The shots permeated through the silent night, crisply marking their territory as if an instinctive animal.
The fear was gone.
His hand no more wavered. Nor did it quiver with apprehension. The apprehension with which he had held the heavy metal that gave a faint glint in the streetlight, only hours before.
Something stirred behind him. His mother had heard the gunshots and rushed up in her night-suit, sleep-stricken, panicky and shaking head to foot. At once, she enquired about his dubious act in the middle of the night that was bound to have awoken the neighbours.
She swallowed nervously. She had to admit, she was afraid. Of her own flesh and blood. Of what he had become.
“I am tired of this world,” was his honest reply, after several seconds of prolonged smiling. “And its people. I hate everybody.”
His mother gulped – and then there were flashbacks…
The father worked for an oil company in the Middle East. His untimely death left his closed ones shocked and upset. He was survived by his widow and their two children: a son and a daughter.
The three moved to Pakistan, their native country, not soon afterwards. The children were enrolled in the best of schools in the city.
Despite the rich educational environment, the son fell into wrong company.
It started off with smoking. Aggravated with the abuse of drugs.
Drugs. The reason he attacked his grandfather, who refused to give him the money to buy some.
The grandfather outlived the wound. In his appearance at court, he spared his son’s only son, by lying that it was too dark to describe who his victim was.
They said he used wicked magic.
They sent him into rehab.
They said he had been cured.
They got him married. The girl divorced him.
His sister got married, then.
And it was her who had invited their mother and a few other people round her place for a religious session, the next day…
They had a quiet breakfast. As normal.
He spoke to her about his job prospects. She talked to him about working with his cousin.
They discussed interviews. They discussed the possibility of another marriage.
He was cheerful.
He felt at ease.
He had been sober for a while too, now.
He laughed and grinned as his mother told him about eligible girls.
She enjoyed the moment as well, and pushed to the back of her head the fact that he owned a gun. That he had fired into the naked sky.
Instead, she admired his face. Pearl white. His dazzling grey eyes. And his million-dollar smile.
He was beautiful. And she knew it.
After breakfast, he bid her farewell as he departed to meet a friend who was to arrange for his work.

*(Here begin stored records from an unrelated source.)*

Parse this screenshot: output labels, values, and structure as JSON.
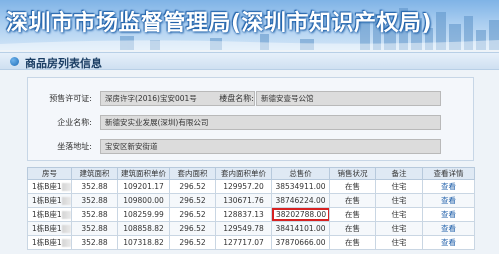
{
  "banner": {
    "title": "深圳市市场监督管理局(深圳市知识产权局)",
    "colors": {
      "sky_top": "#7fb3e6",
      "title_outline": "#1d5fa8"
    }
  },
  "panel": {
    "title": "商品房列表信息",
    "icon": "blue-dot-icon"
  },
  "form": {
    "presale_label": "预售许可证:",
    "presale_value": "深房许字(2016)宝安001号",
    "project_label": "楼盘名称:",
    "project_value": "新德安壹号公馆",
    "company_label": "企业名称:",
    "company_value": "新德安实业发展(深圳)有限公司",
    "address_label": "坐落地址:",
    "address_value": "宝安区新安街道"
  },
  "table": {
    "headers": [
      "房号",
      "建筑面积",
      "建筑面积单价",
      "套内面积",
      "套内面积单价",
      "总售价",
      "销售状况",
      "备注",
      "查看详情"
    ],
    "rows": [
      {
        "room": "1栋B座1",
        "gfa": "352.88",
        "gfa_price": "109201.17",
        "inner_area": "296.52",
        "inner_price": "129957.20",
        "total": "38534911.00",
        "status": "在售",
        "note": "住宅",
        "detail": "查看"
      },
      {
        "room": "1栋B座1",
        "gfa": "352.88",
        "gfa_price": "109800.00",
        "inner_area": "296.52",
        "inner_price": "130671.76",
        "total": "38746224.00",
        "status": "在售",
        "note": "住宅",
        "detail": "查看"
      },
      {
        "room": "1栋B座1",
        "gfa": "352.88",
        "gfa_price": "108259.99",
        "inner_area": "296.52",
        "inner_price": "128837.13",
        "total": "38202788.00",
        "status": "在售",
        "note": "住宅",
        "detail": "查看",
        "highlight": true
      },
      {
        "room": "1栋B座1",
        "gfa": "352.88",
        "gfa_price": "108858.82",
        "inner_area": "296.52",
        "inner_price": "129549.78",
        "total": "38414101.00",
        "status": "在售",
        "note": "住宅",
        "detail": "查看"
      },
      {
        "room": "1栋B座1",
        "gfa": "352.88",
        "gfa_price": "107318.82",
        "inner_area": "296.52",
        "inner_price": "127717.07",
        "total": "37870666.00",
        "status": "在售",
        "note": "住宅",
        "detail": "查看"
      }
    ],
    "colors": {
      "header_bg": "#dfe9f4",
      "link": "#1f5faa",
      "highlight_border": "#d62222"
    }
  }
}
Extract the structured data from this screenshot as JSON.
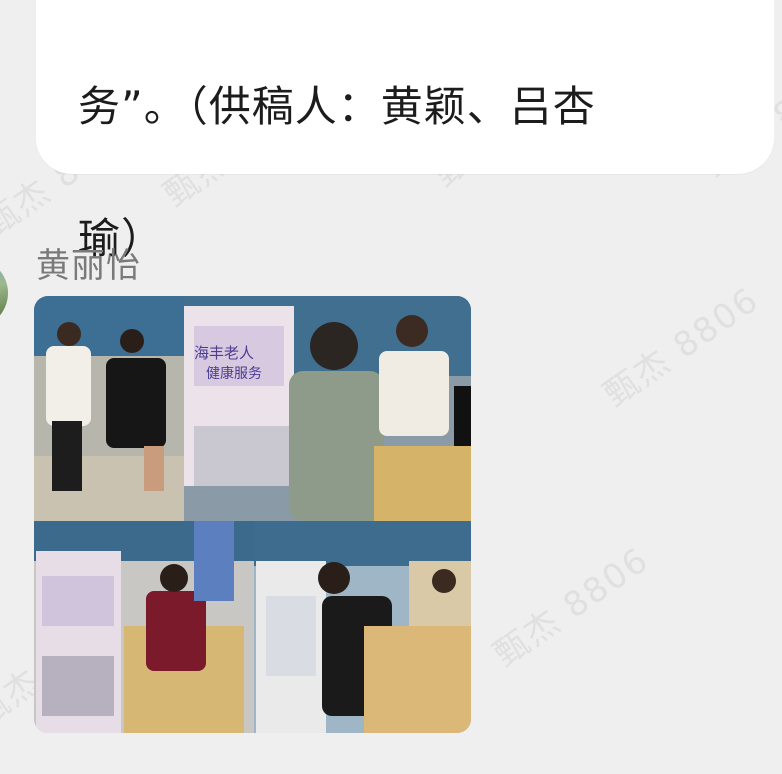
{
  "message": {
    "text_lines": [
      "务”。（供稿人：黄颖、吕杏",
      "瑜）"
    ]
  },
  "sender": {
    "name": "黄丽怡"
  },
  "photo": {
    "poster_caption_1": "海丰老人",
    "poster_caption_2": "健康服务"
  },
  "watermark": {
    "text": "甄杰 8806"
  }
}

Half an hour later, the sister arrived, to pick their mother for the evening.
The mother left him the spare key, as she locked behind herself.
She got into the car, and the pair drove off. On the way, they discussed him. They loved him. As did a lot of other people. Such was his persona.

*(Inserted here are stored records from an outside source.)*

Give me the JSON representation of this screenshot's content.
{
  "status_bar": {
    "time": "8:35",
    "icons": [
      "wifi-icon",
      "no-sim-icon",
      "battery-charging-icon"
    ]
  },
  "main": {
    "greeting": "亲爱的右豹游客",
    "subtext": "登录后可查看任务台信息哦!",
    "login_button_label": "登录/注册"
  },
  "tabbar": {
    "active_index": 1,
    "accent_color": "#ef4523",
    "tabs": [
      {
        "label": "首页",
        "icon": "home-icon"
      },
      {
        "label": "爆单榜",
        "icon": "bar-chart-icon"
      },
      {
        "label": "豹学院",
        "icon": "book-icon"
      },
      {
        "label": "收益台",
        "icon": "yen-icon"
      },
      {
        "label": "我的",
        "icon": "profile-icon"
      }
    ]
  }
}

Or, may be, so used to be…
The mother had stayed over the night at her daughter’s. The function had gone on till late, and she had missed her.

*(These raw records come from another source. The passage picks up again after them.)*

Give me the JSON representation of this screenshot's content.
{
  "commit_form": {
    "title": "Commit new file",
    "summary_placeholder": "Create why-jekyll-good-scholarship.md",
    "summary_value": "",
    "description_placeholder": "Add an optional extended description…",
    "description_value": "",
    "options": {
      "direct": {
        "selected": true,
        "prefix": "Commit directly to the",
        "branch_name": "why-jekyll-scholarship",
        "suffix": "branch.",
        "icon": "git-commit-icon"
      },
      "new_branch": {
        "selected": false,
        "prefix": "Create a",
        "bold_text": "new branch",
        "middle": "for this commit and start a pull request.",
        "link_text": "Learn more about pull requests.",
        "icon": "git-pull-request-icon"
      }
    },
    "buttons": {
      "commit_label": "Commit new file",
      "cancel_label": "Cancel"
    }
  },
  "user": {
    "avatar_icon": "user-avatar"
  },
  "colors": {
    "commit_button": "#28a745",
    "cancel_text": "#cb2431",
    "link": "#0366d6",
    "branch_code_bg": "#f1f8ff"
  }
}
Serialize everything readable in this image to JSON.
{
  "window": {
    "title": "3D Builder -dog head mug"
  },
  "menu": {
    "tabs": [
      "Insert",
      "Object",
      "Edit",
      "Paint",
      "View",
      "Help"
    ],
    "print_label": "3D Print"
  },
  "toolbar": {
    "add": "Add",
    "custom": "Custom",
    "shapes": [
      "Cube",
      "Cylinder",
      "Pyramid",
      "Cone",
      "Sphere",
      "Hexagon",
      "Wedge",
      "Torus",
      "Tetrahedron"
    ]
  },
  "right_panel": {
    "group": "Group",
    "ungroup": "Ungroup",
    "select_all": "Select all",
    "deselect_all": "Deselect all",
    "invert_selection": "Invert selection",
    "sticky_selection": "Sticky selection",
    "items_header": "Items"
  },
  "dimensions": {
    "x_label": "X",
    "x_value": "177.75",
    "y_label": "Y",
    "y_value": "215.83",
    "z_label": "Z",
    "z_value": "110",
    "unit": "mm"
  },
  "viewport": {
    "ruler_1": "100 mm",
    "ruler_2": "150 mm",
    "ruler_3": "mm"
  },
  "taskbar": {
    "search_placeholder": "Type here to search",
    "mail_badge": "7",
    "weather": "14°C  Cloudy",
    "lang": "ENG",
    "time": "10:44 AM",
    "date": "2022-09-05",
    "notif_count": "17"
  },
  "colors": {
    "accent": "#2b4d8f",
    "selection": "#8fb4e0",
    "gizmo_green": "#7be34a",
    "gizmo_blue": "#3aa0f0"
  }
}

It was midday. She unlocked the front door.
The house stood still, just as she had left it. The spare keys were gone, she noticed. Her son must be home, then.
She called out to him, to see if he was awake, yet.
He did not reply.
She checked the phone for voicemails. None recorded.
She put the food that her daughter had packed for the son in the refrigerator, drank a glass of water, and went to wake up her son.
She knocked his door. Turned the knob, but it was locked.
She rapped again. Louder this time. Called out his name, too.
No reply from the other side. No sound of any activity.
Her heart flipped a little.
She didn’t waste any time, and went to get the neighbour’s boy, to help her shove the door open.
The neighbour came, and knocked the brown wood. Hard.
They called out his name.
Still no reply.
He threw himself against the door. Trying to force it open.
It took him three thrusts.
The door burst open.
The moment froze. As did their eyes.
Blood flooded the room, like water. It soaked the entire bed.
And in the pool of the dark, clotted blood, lay a body.
Next to it, lay a gun. The gun that had been fired, the other night.
And in the mesh of all the remains, sat a part of his brain…
He had been practicing. Driving up the courage.
And now, he had shot himself. In the head…